Excerpts from a dataset:

++++++++++

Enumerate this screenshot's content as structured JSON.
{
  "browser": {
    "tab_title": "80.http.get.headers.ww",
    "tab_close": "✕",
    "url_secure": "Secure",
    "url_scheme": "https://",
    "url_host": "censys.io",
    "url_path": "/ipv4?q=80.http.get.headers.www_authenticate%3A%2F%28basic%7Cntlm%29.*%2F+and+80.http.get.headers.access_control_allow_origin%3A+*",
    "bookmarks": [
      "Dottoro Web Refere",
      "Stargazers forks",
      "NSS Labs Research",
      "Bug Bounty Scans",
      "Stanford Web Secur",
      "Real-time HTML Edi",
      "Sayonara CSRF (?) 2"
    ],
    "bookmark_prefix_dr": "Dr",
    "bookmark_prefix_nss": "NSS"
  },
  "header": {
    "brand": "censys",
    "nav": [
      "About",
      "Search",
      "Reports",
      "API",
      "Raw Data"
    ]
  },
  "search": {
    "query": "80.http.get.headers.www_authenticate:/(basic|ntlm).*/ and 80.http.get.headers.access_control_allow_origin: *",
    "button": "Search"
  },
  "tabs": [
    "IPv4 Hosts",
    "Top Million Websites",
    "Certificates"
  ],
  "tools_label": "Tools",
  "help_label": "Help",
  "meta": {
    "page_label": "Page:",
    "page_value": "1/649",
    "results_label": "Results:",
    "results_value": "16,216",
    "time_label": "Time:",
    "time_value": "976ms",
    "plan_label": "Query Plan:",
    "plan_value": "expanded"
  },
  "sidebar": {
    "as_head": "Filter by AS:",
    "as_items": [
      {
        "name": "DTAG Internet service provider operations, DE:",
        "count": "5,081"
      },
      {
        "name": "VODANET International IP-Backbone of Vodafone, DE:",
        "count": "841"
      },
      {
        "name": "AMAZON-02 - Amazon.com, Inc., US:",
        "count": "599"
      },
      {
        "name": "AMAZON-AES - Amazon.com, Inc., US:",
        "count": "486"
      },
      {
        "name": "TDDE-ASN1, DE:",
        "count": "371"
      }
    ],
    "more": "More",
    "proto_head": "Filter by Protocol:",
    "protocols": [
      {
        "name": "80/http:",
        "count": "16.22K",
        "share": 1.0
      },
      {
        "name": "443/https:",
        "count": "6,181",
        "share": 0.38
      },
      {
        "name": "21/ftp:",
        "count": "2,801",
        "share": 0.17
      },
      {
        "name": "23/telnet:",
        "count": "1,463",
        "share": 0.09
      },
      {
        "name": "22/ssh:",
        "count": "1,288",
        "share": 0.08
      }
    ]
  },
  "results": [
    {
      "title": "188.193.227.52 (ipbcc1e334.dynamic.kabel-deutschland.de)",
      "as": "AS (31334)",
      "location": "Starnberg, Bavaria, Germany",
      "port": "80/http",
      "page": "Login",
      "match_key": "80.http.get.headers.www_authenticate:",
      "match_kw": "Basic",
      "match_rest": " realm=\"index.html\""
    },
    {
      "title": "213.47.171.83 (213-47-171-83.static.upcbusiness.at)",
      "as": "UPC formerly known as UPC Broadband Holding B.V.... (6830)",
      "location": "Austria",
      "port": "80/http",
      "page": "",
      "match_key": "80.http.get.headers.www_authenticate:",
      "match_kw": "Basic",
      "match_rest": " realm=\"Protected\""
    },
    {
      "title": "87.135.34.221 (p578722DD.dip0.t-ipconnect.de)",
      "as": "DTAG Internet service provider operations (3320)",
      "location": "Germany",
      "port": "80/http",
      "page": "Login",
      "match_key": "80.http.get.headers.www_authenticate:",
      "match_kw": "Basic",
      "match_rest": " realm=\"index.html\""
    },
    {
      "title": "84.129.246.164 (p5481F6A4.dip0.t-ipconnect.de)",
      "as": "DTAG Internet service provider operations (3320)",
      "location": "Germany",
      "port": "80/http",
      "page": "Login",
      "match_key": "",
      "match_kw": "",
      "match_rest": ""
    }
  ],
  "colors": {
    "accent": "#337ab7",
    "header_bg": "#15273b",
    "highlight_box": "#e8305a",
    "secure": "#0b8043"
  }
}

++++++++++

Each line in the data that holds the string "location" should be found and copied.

      "location": "Starnberg, Bavaria, Germany",
      "location": "Austria",
      "location": "Germany",
      "location": "Germany",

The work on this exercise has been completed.